For the past two weeks, rioting has terrorized the streets of Jerusalem. Arabs have led the riots in protest of Israeli police barricading the steps near the Damascus Gate to keep Muslims from gathering after Iftar, the meal that breaks each day-long fast observed during the month of Ramadan. Police have since taken down the barricades, but some Knesset members criticized the move, viewing it as a means of giving in to the rioters. Law enforcement has arrested 17 suspected rioters since Ramadan began on April 13.
Last Thursday, Friday, and Saturday nights saw significant violence, including rioters throwing stones at officers. The riots are reminiscent of conflicts between Arabs and police in Jerusalem during Ramadan in 2016, 2017, and 2019. The two biggest tests for Israeli police will come this weekend following Friday night prayers and on May 9, Jerusalem Day, when Israelis march through an Arab part of the Old City to celebrate the reunification of the Holy City after the Six-Day War. Hundreds of policemen will be dispatched to the Temple Mount and alleys of the Old City on Friday morning in anticipation of further violence.

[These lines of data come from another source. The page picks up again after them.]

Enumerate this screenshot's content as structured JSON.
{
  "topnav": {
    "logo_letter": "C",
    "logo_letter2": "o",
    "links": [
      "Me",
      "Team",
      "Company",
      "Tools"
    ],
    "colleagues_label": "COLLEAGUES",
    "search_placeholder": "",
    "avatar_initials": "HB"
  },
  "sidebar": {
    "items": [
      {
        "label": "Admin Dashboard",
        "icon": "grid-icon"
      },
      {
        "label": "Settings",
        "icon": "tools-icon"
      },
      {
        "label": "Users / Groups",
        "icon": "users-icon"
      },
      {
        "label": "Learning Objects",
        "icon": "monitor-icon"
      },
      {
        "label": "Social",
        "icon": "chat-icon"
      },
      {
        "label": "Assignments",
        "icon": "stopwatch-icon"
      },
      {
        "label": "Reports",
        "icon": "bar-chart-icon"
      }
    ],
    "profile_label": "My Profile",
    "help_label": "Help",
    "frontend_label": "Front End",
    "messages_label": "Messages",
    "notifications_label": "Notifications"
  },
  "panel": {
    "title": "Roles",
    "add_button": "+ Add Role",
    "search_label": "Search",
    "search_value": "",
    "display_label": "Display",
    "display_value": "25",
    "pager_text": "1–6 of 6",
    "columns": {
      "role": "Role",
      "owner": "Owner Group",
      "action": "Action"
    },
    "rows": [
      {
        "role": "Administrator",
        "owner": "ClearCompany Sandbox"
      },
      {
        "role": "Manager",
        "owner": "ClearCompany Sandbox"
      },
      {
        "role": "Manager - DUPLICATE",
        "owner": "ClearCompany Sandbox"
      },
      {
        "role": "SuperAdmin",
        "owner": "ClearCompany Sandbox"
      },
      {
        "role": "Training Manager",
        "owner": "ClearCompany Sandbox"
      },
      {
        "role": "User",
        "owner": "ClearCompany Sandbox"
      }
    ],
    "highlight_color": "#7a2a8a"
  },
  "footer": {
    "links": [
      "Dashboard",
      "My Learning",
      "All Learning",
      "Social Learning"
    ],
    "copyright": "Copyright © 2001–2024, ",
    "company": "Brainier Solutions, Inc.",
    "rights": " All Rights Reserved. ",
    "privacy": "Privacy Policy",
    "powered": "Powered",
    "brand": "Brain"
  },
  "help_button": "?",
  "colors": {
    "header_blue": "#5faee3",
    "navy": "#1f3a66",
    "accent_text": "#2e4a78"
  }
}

Since these riots seem to follow a pattern, occurring at the same time in four of the past six years, I have confidence that Israel’s law enforcement is equipped to handle the riots in an organized, safe manner. But it can’t be an easy time for them or for Jewish Israelis in Jerusalem who have to look over their shoulders in case they get caught in the middle of a sudden outburst of violence. We pray for a softening of hearts and that protesting would turn to peace.